Though relatively rare, multisystem inflammatory syndrome in children (MIS-C) has struck fear in the hearts of families across the United States for years now. And in households where a child did recover from MIS-C, questions have abounded as to whether administering COVID-19 vaccine would provide protection from future problems with the virus or leave children at greater risk for severe outcomes. A study of children in Texas and Italy, however, suggests that there’s no additional risk to children receiving the vaccine compared with those who have not had MIS-C. In fact, according to the resultant article published by JAMA Network Open, none of the children studied developed hyperinflammation, myocarditis, or recurrence of MIS-C up to 9.5 months after vaccination. It’s important to note that, because of the fact that MIS-C is relatively rare, the sample size was quite small (15 patients who had been treated for MIS-C). The authors note, however, that “with the known additive protection from reinfection provided by vaccinating previously infected individuals, these findings suggest that patients with a history of MIS-C can be offered vaccination against SARS-CoV-2.” JUCM has covered MIS-C from an urgent care perspective. If you missed that article, you can get caught up here.

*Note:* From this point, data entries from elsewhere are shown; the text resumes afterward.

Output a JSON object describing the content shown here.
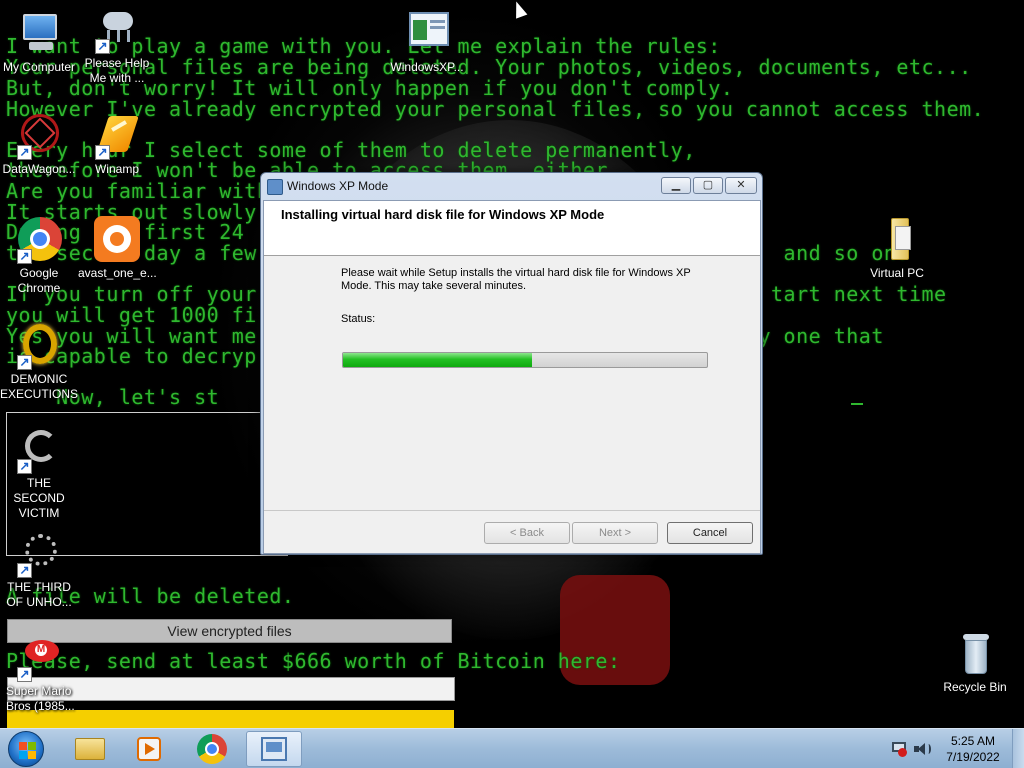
{
  "ransom": {
    "lines": [
      "I want to play a game with you. Let me explain the rules:",
      "Your personal files are being deleted. Your photos, videos, documents, etc...",
      "But, don't worry! It will only happen if you don't comply.",
      "However I've already encrypted your personal files, so you cannot access them.",
      "Every hour I select some of them to delete permanently,",
      "therefore I won't be able to access them, either.",
      "Are you familiar with Bitcoin? If not, let me help you out.",
      "It starts out slowly",
      "During the first 24",
      "the second day a few                                          and so on.",
      "If you turn off your                                         tart next time",
      "you will get 1000 fi",
      "Yes you will want me                                        y one that",
      "is capable to decryp",
      "    Now, let's st"
    ],
    "deleted_line": "A file will be deleted.",
    "bitcoin_line": "Please, send at least $666 worth of Bitcoin here:",
    "view_button": "View encrypted files"
  },
  "desktop_icons": [
    {
      "label": "My Computer",
      "icon": "computer-icon",
      "color": "#4a8fd8"
    },
    {
      "label": "Please Help Me with ...",
      "icon": "cloud-icon",
      "color": "#b9c6d6"
    },
    {
      "label": "WindowsXP...",
      "icon": "window-icon",
      "color": "#d8e6f5"
    },
    {
      "label": "DataWagon...",
      "icon": "wagon-icon",
      "color": "#c81e1e"
    },
    {
      "label": "Winamp",
      "icon": "winamp-icon",
      "color": "#f0a400"
    },
    {
      "label": "Google Chrome",
      "icon": "chrome-icon",
      "color": "#dd4b39"
    },
    {
      "label": "avast_one_e...",
      "icon": "avast-icon",
      "color": "#f47b20"
    },
    {
      "label": "Virtual PC",
      "icon": "folder-icon",
      "color": "#f2d46b"
    },
    {
      "label": "DEMONIC EXECUTIONS",
      "icon": "ring-icon",
      "color": "#d9a400"
    },
    {
      "label": "THE SECOND VICTIM",
      "icon": "loader-icon",
      "color": "#bdbdbd"
    },
    {
      "label": "THE THIRD OF UNHO...",
      "icon": "loader-icon",
      "color": "#bdbdbd"
    },
    {
      "label": "Super Mario Bros (1985...",
      "icon": "mario-icon",
      "color": "#e02424"
    },
    {
      "label": "Recycle Bin",
      "icon": "recycle-bin-icon",
      "color": "#a9c3d8"
    }
  ],
  "installer": {
    "window_title": "Windows XP Mode",
    "header_title": "Installing virtual hard disk file for Windows XP Mode",
    "message": "Please wait while Setup installs the virtual hard disk file for Windows XP Mode. This may take several minutes.",
    "status_label": "Status:",
    "progress": 0.52,
    "buttons": {
      "back": "< Back",
      "next": "Next >",
      "cancel": "Cancel"
    }
  },
  "taskbar": {
    "items": [
      "explorer-icon",
      "media-player-icon",
      "chrome-icon",
      "setup-icon"
    ],
    "clock": {
      "time": "5:25 AM",
      "date": "7/19/2022"
    },
    "tray": [
      "network-warning-icon",
      "volume-icon"
    ]
  },
  "colors": {
    "ransom_text": "#2fb82f",
    "progress": "#1fbd1f",
    "taskbar": "#9dbbd9"
  }
}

Concerns Persist About Giving COVID-19 Vaccine to Kids Who’ve Had MIS-C. Should They, Though?